Currently, teams are not divided by gender, there are Olympiads where everybody can take part, and there are also a few Olympiads only for girls called EGMOs (European Girl’s Maths Olympiads). It is not that girls need a second-class Olympiad, the problem is that in normal Olympiads only around 10% of the participants are girls, and one of the possible explanation is girls do not like competing with boys: society does not teach girls to be competitive, and even less to compete against boys. So EGMOs were created to encourage girls to take part in the Olympiads. The day that the percentage of girls taking part in the IMO (International Math Olympiad) becomes, say 30%, maybe then we can stop running these EGMOs, but at the moment I would say that they are totally needed. EGMOs (European Girl’s Math Olympiad) started only in 2012, and we can see that the number of girls in the IMO teams of countries taking part since the first edition has already increased.

I discovered the beauty of Mathematics through the Olympiads.

You were the President of the Commission for Women in the Spanish Mathematical Society: what are the main problems facing gender equality in maths, in your opinion? Which actions work best?

I was the President of the Commission for Women in Mathematics of the RSME (the Spanish Maths Society) from October 2017 to December 2019. I am still a member of this commission.

Women suffer discrimination in the maths community in different ways: our work is not recognised in the same way that men’s work is by prizes, positions, grants, promotions, salary; our opinions are not considered in the same way; we are not given the same opportunities, for example with nominations for prizes or leading roles, invitations, responsibility positions, participation to committees. Not to mention sexual harassment. These discriminations are often unconscious, which makes them even more difficult to detect and to correct.

This is why I think that one of the fundament things we can do is just making everybody aware of these problems. Many people, especially men, they do not even realise that there is a problem.

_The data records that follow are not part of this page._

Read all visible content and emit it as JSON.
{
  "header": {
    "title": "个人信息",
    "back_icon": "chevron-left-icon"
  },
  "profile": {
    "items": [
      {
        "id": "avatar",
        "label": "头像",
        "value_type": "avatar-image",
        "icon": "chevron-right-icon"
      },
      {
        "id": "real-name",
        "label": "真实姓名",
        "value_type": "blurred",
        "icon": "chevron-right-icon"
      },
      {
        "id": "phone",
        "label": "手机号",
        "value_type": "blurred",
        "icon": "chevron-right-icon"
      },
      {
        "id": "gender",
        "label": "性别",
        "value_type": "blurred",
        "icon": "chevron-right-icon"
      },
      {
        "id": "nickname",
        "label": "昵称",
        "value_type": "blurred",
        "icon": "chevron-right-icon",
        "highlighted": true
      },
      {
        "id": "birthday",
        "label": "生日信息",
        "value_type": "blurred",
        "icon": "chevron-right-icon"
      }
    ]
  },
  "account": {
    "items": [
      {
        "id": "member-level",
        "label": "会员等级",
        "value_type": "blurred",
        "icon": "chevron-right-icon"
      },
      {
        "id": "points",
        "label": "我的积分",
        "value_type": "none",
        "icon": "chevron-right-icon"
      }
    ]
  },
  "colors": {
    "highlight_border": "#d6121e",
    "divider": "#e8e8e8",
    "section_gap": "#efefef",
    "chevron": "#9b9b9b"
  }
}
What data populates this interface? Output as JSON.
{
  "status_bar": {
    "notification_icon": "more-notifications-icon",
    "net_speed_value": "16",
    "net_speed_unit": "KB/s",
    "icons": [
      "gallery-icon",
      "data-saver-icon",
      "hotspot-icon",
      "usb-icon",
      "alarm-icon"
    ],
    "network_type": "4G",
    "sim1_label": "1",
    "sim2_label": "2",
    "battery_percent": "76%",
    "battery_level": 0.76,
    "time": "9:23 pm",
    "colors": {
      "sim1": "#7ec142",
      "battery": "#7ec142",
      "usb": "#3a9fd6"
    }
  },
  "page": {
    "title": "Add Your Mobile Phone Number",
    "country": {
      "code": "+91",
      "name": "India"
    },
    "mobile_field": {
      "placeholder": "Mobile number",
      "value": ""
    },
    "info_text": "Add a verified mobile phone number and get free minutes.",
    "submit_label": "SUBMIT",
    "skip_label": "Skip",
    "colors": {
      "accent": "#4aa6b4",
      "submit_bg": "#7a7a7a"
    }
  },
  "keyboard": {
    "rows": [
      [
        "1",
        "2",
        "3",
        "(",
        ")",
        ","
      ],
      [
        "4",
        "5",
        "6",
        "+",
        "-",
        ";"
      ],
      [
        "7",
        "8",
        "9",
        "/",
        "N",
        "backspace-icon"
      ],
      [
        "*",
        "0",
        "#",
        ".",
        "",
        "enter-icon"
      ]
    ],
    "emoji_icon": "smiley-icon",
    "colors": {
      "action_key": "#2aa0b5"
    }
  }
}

Some of the actions we put in place during my term as President were: writing a weekly section in the bulletin of the RSME, manage the social media of the commission, organizing round-table discussions, nominating women for prizes, planning activities for the Women’s day in Science/Maths, addressing cases of discriminating calls for grants or positions, writing popular maths articles, collecting gender related data.

Can you tell us about your work in developing countries?

Even if I complain about being discriminated as a woman, I’m also aware I am in a privileged position. I was born in a developed country in a middle class family with no economic problems, who encouraged me to study whatever I liked. I know that not everyone has the same opportunities, so I’m very happy to help others.

I’ve participated in 5 schools and conferences in developing regions in the last four years. Of course,  you go there and you teach courses, but the most important part is interacting with the students, helping them with their questions and doubts, encourage them to enjoy maths and to pursue a career in maths. And when you leave, it’s not finished: you keep contact, you write recommendation letters for them, and you help them to get new opportunities. It is a very satisfying part of my job.

What are you passionate about, apart from maths? Do you have a dream you would like to realise?

I love travelling, and now it is very difficult with the coronavirus pandemic, I’m sad about it. I also love nature and hiking in beautiful places. I have a big map of the world and I put pins in the countries I visited. I do love maps, you can leave me in front of a map, come two hours later and you will find me still staring at it. Two dreams I have now: one, going to the Everest Base Camp, and another, going on a safari in Africa!